- Now on particular points there can of course be rebuttals: if we can find quotes that state that Bourbaki's approach to measure theory is not only perfectly fine, but actually advantageous, then those can appear. I don't honestly know whether that can be done - it seems more likely that experts in the field might regard that as a side issue.
- I really don't think the article as a whole is anti-Bourbaki. In any case we are hardly here to administer "respect", but to report neutrally on controversy when it exists. I would say it reports fairly, and in more detail than usual, on what the fuss was about. But then I'm quite close to it all. Charles Matthews (talk) 18:33, 2 April 2011 (UTC)
Numbering of Éléments de mathématique
Someone had put "Operads" as volume IX. I'm fairly sure that's not right, so I removed it! But in double checking I noticed that in the French wikipedia, , the numbering is different: they say differential varieties is VIII, Lie groups is IX. Is the numbering system official? - does anyone know who is right? Sam Staton (talk) 10:55, 29 November 2007 (UTC)
Section on influence
The second paragraph of the last section ("The Bourbachique influence: education, institutions, trends") contains unsourced and biased statements. The statement about Bonn Arbeitstagung is not supported by any evidence or reference. It is an arbitrary comparison of a collective author and editorial project (Bourbaki) and a series of meetings (the Bonn Arbeitstagung). Setting these up as "rivals" is any sense does not appear to make much sense (if for nothing else, take Serre's participation in both!).
As for the example of the Borel-Serre (again!) seminar on complex multiplication, it is nonsensical to suggest that as being contrary to a Bourbaki viewpoint. Complex multiplication as a topic was never classified as "non-core" by Bourbaki; rather their treatise did not reach sufficiently far to treat such a topic "too far from foundations". Same applies to number theory. To get an as official as possible view on what Bourbaki considered core, a look at the 1971 book by Dieudonné is sufficient to counter the claims now made in the paragraph.
- With no objections appearing since January, removed the offending paragraph. Stca74 (talk) 18:55, 16 May 2008 (UTC)
It would be interesting to have an explanation for the choice of the name. As the article presently stands, there are oblique references to the reason(s) for the choice, but without any explanation. 18.104.22.168 (talk) 21:16, 15 September 2009 (UTC)
The reference to a Parisian grill room makes me wonder if perhaps there might be some reference to General Bourbaki nearby to where they met. Maybe a statue or a painting or a road name? Is the location of the Parisian grill room known any more specifically than just somewhere in Paris? Is the name of the conference known and where it was being held? Is, or was, there a grill room nearby? — Preceding unsigned comment added by 22.214.171.124 (talk) 11:03, 15 December 2016 (UTC)
The comment(s) below were originally left at several discussions in past years, these subpages are now deprecated. The comments may be irrelevant or outdated; if so, please feel free to remove this section., and are posted here for posterity. Following
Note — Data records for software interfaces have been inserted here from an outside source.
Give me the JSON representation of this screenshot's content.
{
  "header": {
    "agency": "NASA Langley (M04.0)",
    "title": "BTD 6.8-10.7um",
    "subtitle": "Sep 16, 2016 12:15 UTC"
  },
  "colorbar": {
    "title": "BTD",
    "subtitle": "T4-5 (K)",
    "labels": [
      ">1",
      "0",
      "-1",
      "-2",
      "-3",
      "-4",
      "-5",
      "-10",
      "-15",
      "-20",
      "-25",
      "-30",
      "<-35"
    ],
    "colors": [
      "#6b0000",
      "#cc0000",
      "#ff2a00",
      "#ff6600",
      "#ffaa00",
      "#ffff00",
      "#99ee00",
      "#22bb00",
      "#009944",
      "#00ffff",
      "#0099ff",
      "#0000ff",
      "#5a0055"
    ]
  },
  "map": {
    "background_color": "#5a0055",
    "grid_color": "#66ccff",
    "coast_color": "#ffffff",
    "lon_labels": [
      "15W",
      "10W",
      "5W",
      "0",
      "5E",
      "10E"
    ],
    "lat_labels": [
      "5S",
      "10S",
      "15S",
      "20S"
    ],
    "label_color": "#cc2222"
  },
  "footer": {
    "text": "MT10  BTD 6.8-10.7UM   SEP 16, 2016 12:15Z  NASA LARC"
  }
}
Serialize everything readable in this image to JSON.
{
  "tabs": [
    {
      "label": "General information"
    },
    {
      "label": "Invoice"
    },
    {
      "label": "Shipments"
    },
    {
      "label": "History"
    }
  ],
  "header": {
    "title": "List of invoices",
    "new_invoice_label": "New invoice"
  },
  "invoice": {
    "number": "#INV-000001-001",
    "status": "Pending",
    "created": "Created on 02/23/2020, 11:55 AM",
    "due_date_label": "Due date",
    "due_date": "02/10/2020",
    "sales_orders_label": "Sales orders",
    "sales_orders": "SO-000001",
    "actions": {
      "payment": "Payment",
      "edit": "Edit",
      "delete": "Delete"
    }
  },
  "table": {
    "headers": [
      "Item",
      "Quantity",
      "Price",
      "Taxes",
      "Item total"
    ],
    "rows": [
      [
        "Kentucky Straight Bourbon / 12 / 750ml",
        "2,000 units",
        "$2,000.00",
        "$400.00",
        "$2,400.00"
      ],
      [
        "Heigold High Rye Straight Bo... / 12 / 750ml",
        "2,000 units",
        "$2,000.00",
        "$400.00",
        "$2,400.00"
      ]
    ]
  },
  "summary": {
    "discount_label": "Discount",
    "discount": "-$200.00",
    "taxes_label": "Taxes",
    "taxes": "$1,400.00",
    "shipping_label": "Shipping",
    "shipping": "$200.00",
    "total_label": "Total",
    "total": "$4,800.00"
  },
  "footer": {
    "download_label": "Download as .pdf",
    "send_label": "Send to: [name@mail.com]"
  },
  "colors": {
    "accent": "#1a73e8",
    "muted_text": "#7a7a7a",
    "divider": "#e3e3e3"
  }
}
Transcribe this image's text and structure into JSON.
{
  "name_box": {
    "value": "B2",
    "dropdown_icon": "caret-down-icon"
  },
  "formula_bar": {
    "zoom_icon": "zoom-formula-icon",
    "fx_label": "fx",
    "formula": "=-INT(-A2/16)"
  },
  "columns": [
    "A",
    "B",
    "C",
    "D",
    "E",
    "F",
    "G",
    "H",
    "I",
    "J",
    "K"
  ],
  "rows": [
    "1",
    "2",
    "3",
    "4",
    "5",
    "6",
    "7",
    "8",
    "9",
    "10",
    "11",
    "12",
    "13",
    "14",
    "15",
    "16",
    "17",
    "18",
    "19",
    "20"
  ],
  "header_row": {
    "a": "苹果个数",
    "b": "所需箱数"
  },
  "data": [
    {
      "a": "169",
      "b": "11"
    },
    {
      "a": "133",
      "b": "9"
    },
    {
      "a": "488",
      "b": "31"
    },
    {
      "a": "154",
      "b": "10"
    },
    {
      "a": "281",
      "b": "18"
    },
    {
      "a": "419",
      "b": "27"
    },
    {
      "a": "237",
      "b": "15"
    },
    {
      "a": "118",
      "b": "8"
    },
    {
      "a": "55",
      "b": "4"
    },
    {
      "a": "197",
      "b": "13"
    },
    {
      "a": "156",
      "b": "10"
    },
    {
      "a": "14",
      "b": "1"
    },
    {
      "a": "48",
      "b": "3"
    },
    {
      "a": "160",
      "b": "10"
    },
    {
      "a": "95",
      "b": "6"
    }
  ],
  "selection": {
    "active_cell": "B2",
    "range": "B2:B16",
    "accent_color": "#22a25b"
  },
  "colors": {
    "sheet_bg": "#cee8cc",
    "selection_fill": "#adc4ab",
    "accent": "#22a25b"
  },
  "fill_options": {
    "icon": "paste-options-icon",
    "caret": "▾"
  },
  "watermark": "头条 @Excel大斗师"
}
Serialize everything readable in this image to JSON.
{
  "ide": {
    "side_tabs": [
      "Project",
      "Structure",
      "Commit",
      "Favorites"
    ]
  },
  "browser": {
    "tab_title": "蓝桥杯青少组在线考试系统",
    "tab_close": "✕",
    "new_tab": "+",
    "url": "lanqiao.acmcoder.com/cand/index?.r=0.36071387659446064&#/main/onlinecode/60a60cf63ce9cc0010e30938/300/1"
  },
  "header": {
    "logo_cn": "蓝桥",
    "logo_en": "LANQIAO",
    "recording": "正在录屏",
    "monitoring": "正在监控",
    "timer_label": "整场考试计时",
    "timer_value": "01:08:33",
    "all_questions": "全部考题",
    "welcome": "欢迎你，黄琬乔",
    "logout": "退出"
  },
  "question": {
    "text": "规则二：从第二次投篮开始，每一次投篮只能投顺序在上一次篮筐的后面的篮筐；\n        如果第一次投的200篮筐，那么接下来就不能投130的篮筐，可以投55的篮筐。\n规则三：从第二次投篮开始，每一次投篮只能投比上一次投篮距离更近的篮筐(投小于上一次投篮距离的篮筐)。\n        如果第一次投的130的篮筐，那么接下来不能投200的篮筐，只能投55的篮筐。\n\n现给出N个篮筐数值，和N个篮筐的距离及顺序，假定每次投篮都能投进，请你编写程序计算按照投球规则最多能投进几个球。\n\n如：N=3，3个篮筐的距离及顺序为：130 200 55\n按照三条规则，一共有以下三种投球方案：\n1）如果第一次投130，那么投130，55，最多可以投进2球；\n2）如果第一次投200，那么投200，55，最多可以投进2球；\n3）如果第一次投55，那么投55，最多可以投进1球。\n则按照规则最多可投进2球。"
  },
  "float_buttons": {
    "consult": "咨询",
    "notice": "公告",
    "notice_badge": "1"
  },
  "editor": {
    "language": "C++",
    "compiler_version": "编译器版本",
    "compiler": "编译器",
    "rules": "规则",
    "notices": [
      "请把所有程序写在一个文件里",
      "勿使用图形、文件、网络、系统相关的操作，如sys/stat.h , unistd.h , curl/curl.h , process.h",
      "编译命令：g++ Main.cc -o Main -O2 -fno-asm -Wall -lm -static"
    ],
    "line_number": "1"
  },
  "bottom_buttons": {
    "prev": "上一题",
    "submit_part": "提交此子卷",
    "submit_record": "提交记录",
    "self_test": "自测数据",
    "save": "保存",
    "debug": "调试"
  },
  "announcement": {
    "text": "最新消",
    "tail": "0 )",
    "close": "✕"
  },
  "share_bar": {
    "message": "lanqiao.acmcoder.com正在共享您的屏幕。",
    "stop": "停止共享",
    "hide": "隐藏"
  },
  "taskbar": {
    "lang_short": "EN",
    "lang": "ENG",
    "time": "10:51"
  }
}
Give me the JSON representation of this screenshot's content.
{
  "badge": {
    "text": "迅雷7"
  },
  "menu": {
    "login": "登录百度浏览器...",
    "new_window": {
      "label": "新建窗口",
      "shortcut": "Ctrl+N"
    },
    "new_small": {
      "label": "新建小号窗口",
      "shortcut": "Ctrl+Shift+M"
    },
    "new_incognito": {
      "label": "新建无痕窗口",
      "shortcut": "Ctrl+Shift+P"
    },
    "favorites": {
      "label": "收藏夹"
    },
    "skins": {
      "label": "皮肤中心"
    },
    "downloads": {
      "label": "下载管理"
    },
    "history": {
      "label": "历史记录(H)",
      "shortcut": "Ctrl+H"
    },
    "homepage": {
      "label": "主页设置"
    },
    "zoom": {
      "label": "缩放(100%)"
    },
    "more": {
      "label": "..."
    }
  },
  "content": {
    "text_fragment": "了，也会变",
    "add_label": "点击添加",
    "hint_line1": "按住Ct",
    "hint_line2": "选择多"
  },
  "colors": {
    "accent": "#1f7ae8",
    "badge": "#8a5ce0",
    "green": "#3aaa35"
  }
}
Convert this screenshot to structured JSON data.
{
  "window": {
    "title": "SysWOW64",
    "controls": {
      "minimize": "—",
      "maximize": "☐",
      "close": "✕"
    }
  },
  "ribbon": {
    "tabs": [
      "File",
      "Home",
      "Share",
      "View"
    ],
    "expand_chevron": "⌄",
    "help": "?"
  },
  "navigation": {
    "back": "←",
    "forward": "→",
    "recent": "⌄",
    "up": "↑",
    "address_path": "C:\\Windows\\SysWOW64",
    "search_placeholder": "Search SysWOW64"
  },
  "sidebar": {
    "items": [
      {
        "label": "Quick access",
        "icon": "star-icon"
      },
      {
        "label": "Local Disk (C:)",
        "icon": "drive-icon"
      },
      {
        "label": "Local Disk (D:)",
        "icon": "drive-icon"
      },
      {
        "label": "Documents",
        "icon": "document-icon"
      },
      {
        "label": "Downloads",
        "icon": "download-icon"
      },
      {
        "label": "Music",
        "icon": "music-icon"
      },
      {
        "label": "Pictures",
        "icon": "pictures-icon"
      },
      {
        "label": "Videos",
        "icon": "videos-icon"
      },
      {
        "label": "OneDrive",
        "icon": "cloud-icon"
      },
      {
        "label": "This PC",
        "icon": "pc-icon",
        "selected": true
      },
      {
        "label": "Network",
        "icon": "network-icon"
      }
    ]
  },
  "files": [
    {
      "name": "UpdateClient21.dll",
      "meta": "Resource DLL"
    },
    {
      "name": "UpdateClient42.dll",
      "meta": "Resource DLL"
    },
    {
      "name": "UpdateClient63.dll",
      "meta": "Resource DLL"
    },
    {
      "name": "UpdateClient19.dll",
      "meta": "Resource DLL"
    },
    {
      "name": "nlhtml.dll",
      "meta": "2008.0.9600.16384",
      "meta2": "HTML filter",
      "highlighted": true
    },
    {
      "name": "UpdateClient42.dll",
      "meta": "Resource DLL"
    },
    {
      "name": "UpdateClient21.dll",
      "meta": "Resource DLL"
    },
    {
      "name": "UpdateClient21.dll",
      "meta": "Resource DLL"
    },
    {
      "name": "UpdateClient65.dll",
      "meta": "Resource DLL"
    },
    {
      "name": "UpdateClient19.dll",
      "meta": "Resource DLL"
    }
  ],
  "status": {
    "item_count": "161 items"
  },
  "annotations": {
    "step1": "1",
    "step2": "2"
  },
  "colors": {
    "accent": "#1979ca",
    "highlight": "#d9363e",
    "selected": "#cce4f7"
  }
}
|== Bourbaki X ==
What about chapter 10?
Algebre Homologique?This seems to have been left out.
Last edited at 18:03, 23 March 2009 (UTC). Substituted at 01:13, 30 April 2016 (UTC)